I walked in with the Beloved, who spotted this beautifully painted door (the artist is Chris Vinz, and his design consciously harks back to the Forties) which is the first picture of this posting.  That was beautiful in itself.  But those doors swung open to reveal a thrilling collection of jazz compact discs in alphabetical order, new, fairly priced:

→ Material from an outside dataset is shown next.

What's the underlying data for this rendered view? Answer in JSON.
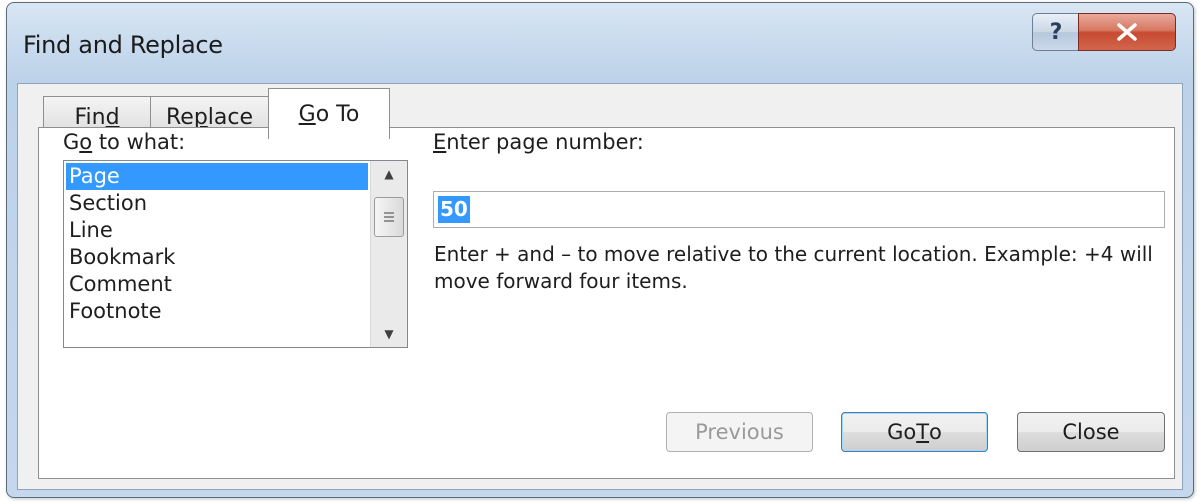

I’m afraid I began to pant and sweat at this display, and only Prudence (that restraining girl) held me back.  But I did buy three Chronological Classics discs that had otherwise eluded me: a Trummy Young, a Buck Clayton, and the last volume of the Putney Dandridge series, another Buck, a Bruce Turner — irresistible discs.  I saw a small shelf of jazz books, hemmed in by more popular tomes.  Then the very quiet man in charge, Dennis, pointed me to the rear of the store, where a bookshelf held what has to be the finest collection of jazz literature I’ve ever seen.  Not one book related to Louis, but nearly ten . . . and books I’d never heard of.  The two-volume set by Edward and Monroe Berger devoted to the life and music of Benny Carter, for another glowing example.  Only the thought of the weight of our luggage held me back, but I know that I could reach the shop in cyberspace at http://www.albionbeatnik@yahoo.co.uk whenever the need or the urge strikes.  Long may they prosper! 

You’ll have to see for yourself.